- WHAT IS BEING ASKED
Output the entire listing without altering anything.

- SOURCE INFORMATION
● ● ● ● ●

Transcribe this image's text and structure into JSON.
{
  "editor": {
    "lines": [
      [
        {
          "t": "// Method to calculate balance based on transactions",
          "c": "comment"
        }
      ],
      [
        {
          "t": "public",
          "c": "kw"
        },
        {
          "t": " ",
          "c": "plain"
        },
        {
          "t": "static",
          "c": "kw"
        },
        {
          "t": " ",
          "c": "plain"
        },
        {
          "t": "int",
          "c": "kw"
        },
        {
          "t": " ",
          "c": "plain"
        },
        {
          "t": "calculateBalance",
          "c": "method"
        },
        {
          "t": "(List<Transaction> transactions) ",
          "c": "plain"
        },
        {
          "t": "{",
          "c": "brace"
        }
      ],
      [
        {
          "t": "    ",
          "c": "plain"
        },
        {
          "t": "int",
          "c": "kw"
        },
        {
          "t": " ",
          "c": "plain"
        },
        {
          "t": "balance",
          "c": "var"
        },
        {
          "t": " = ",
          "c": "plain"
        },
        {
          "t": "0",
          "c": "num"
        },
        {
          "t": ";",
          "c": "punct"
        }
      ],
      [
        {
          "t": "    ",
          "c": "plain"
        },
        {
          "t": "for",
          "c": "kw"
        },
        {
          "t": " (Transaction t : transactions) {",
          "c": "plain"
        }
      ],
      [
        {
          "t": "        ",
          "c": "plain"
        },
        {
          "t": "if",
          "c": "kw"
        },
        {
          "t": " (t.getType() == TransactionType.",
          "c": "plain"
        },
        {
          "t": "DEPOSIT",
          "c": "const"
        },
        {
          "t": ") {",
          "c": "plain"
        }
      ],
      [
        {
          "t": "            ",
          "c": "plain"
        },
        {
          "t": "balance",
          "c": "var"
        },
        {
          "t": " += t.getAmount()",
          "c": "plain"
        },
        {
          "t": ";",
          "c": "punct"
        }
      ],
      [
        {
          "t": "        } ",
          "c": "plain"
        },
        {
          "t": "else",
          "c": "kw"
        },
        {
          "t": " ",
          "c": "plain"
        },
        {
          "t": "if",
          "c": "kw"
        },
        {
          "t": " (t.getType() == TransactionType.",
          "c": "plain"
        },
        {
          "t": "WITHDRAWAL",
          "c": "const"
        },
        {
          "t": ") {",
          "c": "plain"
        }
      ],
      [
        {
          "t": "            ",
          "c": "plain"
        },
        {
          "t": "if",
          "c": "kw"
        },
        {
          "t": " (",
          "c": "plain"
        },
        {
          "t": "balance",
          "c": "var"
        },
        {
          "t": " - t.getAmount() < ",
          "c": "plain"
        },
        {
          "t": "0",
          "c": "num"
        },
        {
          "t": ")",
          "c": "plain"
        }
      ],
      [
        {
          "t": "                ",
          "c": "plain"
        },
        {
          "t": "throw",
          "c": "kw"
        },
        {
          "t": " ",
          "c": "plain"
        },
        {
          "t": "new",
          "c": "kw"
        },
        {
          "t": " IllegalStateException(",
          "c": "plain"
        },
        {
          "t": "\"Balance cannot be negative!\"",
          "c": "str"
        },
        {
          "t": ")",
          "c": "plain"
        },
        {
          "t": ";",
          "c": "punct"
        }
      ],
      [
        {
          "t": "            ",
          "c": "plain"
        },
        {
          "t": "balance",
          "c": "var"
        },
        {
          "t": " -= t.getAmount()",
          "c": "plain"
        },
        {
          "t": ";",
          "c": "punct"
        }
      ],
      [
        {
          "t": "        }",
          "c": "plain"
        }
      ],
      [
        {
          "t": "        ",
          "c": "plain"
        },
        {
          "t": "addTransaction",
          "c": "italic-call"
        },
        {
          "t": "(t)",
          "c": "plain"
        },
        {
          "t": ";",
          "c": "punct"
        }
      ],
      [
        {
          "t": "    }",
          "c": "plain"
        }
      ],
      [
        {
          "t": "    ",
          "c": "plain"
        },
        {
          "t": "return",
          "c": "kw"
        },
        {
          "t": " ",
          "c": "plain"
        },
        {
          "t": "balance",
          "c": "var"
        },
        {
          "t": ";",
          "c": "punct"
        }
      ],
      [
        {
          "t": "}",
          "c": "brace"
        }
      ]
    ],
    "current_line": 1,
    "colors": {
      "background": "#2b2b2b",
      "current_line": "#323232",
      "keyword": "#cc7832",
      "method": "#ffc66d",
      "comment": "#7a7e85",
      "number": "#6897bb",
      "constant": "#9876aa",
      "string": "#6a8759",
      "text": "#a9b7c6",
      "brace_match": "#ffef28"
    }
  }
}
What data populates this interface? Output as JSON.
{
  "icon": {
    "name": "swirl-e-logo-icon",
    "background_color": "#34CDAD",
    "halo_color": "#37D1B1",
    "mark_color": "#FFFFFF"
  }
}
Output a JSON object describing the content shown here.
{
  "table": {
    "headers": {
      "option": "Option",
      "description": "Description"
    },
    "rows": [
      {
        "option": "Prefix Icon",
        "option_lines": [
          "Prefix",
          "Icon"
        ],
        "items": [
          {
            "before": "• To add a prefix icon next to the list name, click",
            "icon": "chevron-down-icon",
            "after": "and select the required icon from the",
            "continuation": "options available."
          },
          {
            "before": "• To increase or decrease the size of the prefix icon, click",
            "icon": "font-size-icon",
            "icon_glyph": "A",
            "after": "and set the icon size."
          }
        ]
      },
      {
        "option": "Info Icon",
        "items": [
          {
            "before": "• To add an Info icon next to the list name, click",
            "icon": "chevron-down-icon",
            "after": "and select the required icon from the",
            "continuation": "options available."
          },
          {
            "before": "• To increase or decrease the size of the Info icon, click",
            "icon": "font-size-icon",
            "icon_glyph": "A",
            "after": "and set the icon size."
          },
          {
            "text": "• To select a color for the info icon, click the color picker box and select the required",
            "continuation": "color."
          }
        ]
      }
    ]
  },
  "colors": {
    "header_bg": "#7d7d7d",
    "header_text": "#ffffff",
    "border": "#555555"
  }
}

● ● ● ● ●

- RESULT
Transcribe this image's text and structure into JSON.
{
  "editor": {
    "lines": [
      [
        {
          "t": "// Method to calculate balance based on transactions",
          "c": "comment"
        }
      ],
      [
        {
          "t": "public",
          "c": "kw"
        },
        {
          "t": " ",
          "c": "plain"
        },
        {
          "t": "static",
          "c": "kw"
        },
        {
          "t": " ",
          "c": "plain"
        },
        {
          "t": "int",
          "c": "kw"
        },
        {
          "t": " ",
          "c": "plain"
        },
        {
          "t": "calculateBalance",
          "c": "method"
        },
        {
          "t": "(List<Transaction> transactions) ",
          "c": "plain"
        },
        {
          "t": "{",
          "c": "brace"
        }
      ],
      [
        {
          "t": "    ",
          "c": "plain"
        },
        {
          "t": "int",
          "c": "kw"
        },
        {
          "t": " ",
          "c": "plain"
        },
        {
          "t": "balance",
          "c": "var"
        },
        {
          "t": " = ",
          "c": "plain"
        },
        {
          "t": "0",
          "c": "num"
        },
        {
          "t": ";",
          "c": "punct"
        }
      ],
      [
        {
          "t": "    ",
          "c": "plain"
        },
        {
          "t": "for",
          "c": "kw"
        },
        {
          "t": " (Transaction t : transactions) {",
          "c": "plain"
        }
      ],
      [
        {
          "t": "        ",
          "c": "plain"
        },
        {
          "t": "if",
          "c": "kw"
        },
        {
          "t": " (t.getType() == TransactionType.",
          "c": "plain"
        },
        {
          "t": "DEPOSIT",
          "c": "const"
        },
        {
          "t": ") {",
          "c": "plain"
        }
      ],
      [
        {
          "t": "            ",
          "c": "plain"
        },
        {
          "t": "balance",
          "c": "var"
        },
        {
          "t": " += t.getAmount()",
          "c": "plain"
        },
        {
          "t": ";",
          "c": "punct"
        }
      ],
      [
        {
          "t": "        } ",
          "c": "plain"
        },
        {
          "t": "else",
          "c": "kw"
        },
        {
          "t": " ",
          "c": "plain"
        },
        {
          "t": "if",
          "c": "kw"
        },
        {
          "t": " (t.getType() == TransactionType.",
          "c": "plain"
        },
        {
          "t": "WITHDRAWAL",
          "c": "const"
        },
        {
          "t": ") {",
          "c": "plain"
        }
      ],
      [
        {
          "t": "            ",
          "c": "plain"
        },
        {
          "t": "if",
          "c": "kw"
        },
        {
          "t": " (",
          "c": "plain"
        },
        {
          "t": "balance",
          "c": "var"
        },
        {
          "t": " - t.getAmount() < ",
          "c": "plain"
        },
        {
          "t": "0",
          "c": "num"
        },
        {
          "t": ")",
          "c": "plain"
        }
      ],
      [
        {
          "t": "                ",
          "c": "plain"
        },
        {
          "t": "throw",
          "c": "kw"
        },
        {
          "t": " ",
          "c": "plain"
        },
        {
          "t": "new",
          "c": "kw"
        },
        {
          "t": " IllegalStateException(",
          "c": "plain"
        },
        {
          "t": "\"Balance cannot be negative!\"",
          "c": "str"
        },
        {
          "t": ")",
          "c": "plain"
        },
        {
          "t": ";",
          "c": "punct"
        }
      ],
      [
        {
          "t": "            ",
          "c": "plain"
        },
        {
          "t": "balance",
          "c": "var"
        },
        {
          "t": " -= t.getAmount()",
          "c": "plain"
        },
        {
          "t": ";",
          "c": "punct"
        }
      ],
      [
        {
          "t": "        }",
          "c": "plain"
        }
      ],
      [
        {
          "t": "        ",
          "c": "plain"
        },
        {
          "t": "addTransaction",
          "c": "italic-call"
        },
        {
          "t": "(t)",
          "c": "plain"
        },
        {
          "t": ";",
          "c": "punct"
        }
      ],
      [
        {
          "t": "    }",
          "c": "plain"
        }
      ],
      [
        {
          "t": "    ",
          "c": "plain"
        },
        {
          "t": "return",
          "c": "kw"
        },
        {
          "t": " ",
          "c": "plain"
        },
        {
          "t": "balance",
          "c": "var"
        },
        {
          "t": ";",
          "c": "punct"
        }
      ],
      [
        {
          "t": "}",
          "c": "brace"
        }
      ]
    ],
    "current_line": 1,
    "colors": {
      "background": "#2b2b2b",
      "current_line": "#323232",
      "keyword": "#cc7832",
      "method": "#ffc66d",
      "comment": "#7a7e85",
      "number": "#6897bb",
      "constant": "#9876aa",
      "string": "#6a8759",
      "text": "#a9b7c6",
      "brace_match": "#ffef28"
    }
  }
}
What data populates this interface? Output as JSON.
{
  "icon": {
    "name": "swirl-e-logo-icon",
    "background_color": "#34CDAD",
    "halo_color": "#37D1B1",
    "mark_color": "#FFFFFF"
  }
}
Output a JSON object describing the content shown here.
{
  "table": {
    "headers": {
      "option": "Option",
      "description": "Description"
    },
    "rows": [
      {
        "option": "Prefix Icon",
        "option_lines": [
          "Prefix",
          "Icon"
        ],
        "items": [
          {
            "before": "• To add a prefix icon next to the list name, click",
            "icon": "chevron-down-icon",
            "after": "and select the required icon from the",
            "continuation": "options available."
          },
          {
            "before": "• To increase or decrease the size of the prefix icon, click",
            "icon": "font-size-icon",
            "icon_glyph": "A",
            "after": "and set the icon size."
          }
        ]
      },
      {
        "option": "Info Icon",
        "items": [
          {
            "before": "• To add an Info icon next to the list name, click",
            "icon": "chevron-down-icon",
            "after": "and select the required icon from the",
            "continuation": "options available."
          },
          {
            "before": "• To increase or decrease the size of the Info icon, click",
            "icon": "font-size-icon",
            "icon_glyph": "A",
            "after": "and set the icon size."
          },
          {
            "text": "• To select a color for the info icon, click the color picker box and select the required",
            "continuation": "color."
          }
        ]
      }
    ]
  },
  "colors": {
    "header_bg": "#7d7d7d",
    "header_text": "#ffffff",
    "border": "#555555"
  }
}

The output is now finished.